== Work task ==
Wherever "year" turns up in a line of the entries below, that line counts. Say how many such lines there are, with no other words.

═══ Material shown ═══

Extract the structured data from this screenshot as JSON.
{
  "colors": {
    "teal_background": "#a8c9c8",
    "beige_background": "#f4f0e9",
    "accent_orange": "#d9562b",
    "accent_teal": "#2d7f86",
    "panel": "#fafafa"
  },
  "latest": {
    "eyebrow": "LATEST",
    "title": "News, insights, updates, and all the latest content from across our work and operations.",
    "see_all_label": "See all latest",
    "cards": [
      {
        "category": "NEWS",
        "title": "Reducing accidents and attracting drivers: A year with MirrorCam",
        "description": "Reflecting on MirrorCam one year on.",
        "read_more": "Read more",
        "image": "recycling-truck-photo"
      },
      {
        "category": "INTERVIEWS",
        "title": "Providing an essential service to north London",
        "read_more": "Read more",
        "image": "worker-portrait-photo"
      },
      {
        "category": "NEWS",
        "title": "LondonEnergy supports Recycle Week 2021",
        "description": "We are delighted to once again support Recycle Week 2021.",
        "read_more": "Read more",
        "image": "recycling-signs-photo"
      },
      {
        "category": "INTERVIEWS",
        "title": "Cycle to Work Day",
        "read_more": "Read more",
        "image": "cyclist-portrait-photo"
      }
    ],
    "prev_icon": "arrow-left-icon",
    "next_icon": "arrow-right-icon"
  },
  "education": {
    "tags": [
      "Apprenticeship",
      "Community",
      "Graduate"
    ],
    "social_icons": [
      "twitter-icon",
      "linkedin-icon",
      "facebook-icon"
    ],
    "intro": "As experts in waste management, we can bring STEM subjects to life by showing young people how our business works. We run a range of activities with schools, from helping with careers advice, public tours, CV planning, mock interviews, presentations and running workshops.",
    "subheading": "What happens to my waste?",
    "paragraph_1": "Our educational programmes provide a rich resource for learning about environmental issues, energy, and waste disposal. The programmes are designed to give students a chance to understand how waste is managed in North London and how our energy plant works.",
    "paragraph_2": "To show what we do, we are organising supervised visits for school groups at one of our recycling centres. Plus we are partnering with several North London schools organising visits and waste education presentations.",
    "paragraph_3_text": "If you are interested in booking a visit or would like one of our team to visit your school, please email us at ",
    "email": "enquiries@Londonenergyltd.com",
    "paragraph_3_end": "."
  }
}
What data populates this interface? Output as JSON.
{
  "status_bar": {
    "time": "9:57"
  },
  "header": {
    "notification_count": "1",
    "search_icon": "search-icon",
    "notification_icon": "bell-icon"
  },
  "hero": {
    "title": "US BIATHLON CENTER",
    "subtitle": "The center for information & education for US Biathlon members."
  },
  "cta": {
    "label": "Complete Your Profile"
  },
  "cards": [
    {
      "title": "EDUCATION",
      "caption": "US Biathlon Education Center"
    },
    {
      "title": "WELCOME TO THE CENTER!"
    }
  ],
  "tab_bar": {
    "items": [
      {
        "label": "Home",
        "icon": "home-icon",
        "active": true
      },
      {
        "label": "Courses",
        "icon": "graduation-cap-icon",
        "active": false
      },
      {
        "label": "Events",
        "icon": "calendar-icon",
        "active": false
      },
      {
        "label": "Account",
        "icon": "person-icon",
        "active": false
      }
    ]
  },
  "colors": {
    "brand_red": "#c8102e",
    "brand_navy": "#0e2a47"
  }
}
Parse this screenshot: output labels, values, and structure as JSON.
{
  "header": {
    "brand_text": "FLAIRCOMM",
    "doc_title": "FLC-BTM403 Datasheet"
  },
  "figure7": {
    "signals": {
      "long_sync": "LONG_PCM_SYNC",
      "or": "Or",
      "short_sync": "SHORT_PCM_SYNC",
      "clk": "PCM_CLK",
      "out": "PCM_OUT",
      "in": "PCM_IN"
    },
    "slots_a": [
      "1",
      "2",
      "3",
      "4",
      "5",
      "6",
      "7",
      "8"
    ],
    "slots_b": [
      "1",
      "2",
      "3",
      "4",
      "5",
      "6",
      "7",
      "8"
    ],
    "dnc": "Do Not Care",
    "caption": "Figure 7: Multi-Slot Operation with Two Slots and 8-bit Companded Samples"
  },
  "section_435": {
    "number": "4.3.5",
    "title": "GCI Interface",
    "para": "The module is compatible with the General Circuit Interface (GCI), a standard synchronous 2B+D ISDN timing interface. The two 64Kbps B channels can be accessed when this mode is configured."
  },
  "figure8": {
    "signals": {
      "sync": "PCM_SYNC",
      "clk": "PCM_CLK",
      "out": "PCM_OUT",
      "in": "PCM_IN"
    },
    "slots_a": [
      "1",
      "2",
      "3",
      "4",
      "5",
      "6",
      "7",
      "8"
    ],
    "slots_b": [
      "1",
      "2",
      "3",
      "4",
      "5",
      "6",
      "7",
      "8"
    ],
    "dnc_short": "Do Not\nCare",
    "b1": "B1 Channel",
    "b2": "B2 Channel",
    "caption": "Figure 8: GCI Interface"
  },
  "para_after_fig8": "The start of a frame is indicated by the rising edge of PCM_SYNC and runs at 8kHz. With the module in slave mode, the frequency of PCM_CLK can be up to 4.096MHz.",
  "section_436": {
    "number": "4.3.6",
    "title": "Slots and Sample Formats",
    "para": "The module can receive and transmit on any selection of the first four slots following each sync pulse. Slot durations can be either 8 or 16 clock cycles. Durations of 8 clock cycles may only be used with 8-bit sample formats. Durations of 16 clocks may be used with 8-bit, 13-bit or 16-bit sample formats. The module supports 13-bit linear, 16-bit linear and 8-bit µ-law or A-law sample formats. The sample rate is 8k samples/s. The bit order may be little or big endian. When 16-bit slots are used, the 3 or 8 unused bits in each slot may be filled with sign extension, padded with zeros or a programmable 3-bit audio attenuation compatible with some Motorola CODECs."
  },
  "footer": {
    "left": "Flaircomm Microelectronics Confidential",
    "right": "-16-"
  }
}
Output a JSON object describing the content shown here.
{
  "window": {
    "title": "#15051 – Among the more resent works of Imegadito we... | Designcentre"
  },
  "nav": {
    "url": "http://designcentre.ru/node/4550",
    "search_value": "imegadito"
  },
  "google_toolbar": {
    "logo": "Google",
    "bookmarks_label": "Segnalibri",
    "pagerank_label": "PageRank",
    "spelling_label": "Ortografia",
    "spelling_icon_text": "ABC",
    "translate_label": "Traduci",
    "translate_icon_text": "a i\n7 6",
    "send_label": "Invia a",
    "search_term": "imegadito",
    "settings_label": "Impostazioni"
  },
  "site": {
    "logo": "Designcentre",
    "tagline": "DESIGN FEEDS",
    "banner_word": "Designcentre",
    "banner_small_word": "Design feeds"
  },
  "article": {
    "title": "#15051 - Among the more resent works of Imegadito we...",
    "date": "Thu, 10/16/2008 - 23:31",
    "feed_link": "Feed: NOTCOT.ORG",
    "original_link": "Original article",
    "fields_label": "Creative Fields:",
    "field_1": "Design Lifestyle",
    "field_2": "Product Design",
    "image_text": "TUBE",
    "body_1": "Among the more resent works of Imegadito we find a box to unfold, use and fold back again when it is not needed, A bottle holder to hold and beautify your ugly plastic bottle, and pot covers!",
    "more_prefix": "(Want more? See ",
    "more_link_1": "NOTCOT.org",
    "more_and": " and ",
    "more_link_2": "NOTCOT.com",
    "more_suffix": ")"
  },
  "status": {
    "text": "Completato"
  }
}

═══

== Worked solution ==
2